▶ **ACTIVITY**
Scan the material for "TSource". Copy every line it appears in.
--- START ---
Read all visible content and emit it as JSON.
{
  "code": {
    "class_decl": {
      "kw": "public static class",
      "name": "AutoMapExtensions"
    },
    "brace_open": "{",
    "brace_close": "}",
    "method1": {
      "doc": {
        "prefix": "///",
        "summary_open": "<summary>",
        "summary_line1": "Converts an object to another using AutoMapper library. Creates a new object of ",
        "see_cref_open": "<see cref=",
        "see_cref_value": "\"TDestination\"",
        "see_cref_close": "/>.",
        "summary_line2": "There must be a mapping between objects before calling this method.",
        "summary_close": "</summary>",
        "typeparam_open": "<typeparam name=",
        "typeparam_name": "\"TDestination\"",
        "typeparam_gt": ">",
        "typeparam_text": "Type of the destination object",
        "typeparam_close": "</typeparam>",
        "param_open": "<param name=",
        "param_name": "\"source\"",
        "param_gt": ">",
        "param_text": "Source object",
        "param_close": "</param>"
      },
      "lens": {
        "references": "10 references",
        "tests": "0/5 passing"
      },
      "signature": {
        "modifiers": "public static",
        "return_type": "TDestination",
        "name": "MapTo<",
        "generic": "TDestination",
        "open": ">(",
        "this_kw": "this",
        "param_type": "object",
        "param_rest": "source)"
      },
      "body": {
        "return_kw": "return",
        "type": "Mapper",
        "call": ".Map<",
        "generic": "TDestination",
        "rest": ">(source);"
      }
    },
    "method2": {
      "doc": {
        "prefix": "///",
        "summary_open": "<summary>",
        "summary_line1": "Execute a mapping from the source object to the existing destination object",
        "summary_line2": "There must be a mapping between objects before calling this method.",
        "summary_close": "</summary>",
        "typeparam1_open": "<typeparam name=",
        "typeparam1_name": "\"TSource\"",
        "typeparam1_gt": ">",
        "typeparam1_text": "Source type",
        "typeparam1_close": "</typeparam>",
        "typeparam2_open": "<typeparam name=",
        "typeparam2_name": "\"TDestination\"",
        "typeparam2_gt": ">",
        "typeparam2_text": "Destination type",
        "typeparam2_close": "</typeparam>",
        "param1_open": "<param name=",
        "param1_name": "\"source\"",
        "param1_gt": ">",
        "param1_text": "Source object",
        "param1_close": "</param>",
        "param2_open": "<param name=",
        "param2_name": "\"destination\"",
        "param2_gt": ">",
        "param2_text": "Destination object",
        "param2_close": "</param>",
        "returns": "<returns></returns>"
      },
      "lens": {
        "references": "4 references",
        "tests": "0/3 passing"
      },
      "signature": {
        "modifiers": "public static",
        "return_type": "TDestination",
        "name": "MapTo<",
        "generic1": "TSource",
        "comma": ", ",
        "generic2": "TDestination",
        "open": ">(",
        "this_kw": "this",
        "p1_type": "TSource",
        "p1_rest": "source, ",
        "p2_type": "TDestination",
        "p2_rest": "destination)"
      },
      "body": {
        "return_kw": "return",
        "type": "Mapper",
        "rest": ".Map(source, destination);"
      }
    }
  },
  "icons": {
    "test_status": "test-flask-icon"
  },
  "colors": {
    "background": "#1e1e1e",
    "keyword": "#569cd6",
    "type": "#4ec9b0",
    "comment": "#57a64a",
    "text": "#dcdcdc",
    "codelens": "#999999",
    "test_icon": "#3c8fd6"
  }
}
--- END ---
▶ **ANSWER FOR THIS EXERCISE**
        "typeparam1_name": "\"TSource\"",
        "generic1": "TSource",
        "p1_type": "TSource",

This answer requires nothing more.